#### [EXTRACTED INFORMATION]
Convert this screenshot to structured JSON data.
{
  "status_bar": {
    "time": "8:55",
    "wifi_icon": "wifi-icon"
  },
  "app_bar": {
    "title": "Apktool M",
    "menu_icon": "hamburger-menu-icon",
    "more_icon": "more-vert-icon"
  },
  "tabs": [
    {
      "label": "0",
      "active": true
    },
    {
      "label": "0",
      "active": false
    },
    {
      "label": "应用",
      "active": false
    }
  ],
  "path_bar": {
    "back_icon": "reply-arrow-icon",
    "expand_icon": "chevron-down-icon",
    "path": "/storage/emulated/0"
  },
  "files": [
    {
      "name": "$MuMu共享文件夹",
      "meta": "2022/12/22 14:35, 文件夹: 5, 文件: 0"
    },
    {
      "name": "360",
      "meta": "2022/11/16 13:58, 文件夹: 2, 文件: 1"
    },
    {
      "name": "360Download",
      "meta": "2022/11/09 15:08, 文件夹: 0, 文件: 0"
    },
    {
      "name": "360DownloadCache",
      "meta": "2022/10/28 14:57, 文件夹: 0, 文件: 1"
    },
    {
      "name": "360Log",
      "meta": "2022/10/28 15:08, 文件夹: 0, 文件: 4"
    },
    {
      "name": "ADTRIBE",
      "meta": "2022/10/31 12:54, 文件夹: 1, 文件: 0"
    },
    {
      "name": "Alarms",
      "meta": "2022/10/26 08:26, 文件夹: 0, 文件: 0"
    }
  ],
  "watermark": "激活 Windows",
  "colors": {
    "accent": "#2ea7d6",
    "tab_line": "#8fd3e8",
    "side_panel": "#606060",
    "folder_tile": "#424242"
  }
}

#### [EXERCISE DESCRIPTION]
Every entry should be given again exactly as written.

#### [SOLVED PROBLEM]
Convert this screenshot to structured JSON data.
{
  "status_bar": {
    "time": "8:55",
    "wifi_icon": "wifi-icon"
  },
  "app_bar": {
    "title": "Apktool M",
    "menu_icon": "hamburger-menu-icon",
    "more_icon": "more-vert-icon"
  },
  "tabs": [
    {
      "label": "0",
      "active": true
    },
    {
      "label": "0",
      "active": false
    },
    {
      "label": "应用",
      "active": false
    }
  ],
  "path_bar": {
    "back_icon": "reply-arrow-icon",
    "expand_icon": "chevron-down-icon",
    "path": "/storage/emulated/0"
  },
  "files": [
    {
      "name": "$MuMu共享文件夹",
      "meta": "2022/12/22 14:35, 文件夹: 5, 文件: 0"
    },
    {
      "name": "360",
      "meta": "2022/11/16 13:58, 文件夹: 2, 文件: 1"
    },
    {
      "name": "360Download",
      "meta": "2022/11/09 15:08, 文件夹: 0, 文件: 0"
    },
    {
      "name": "360DownloadCache",
      "meta": "2022/10/28 14:57, 文件夹: 0, 文件: 1"
    },
    {
      "name": "360Log",
      "meta": "2022/10/28 15:08, 文件夹: 0, 文件: 4"
    },
    {
      "name": "ADTRIBE",
      "meta": "2022/10/31 12:54, 文件夹: 1, 文件: 0"
    },
    {
      "name": "Alarms",
      "meta": "2022/10/26 08:26, 文件夹: 0, 文件: 0"
    }
  ],
  "watermark": "激活 Windows",
  "colors": {
    "accent": "#2ea7d6",
    "tab_line": "#8fd3e8",
    "side_panel": "#606060",
    "folder_tile": "#424242"
  }
}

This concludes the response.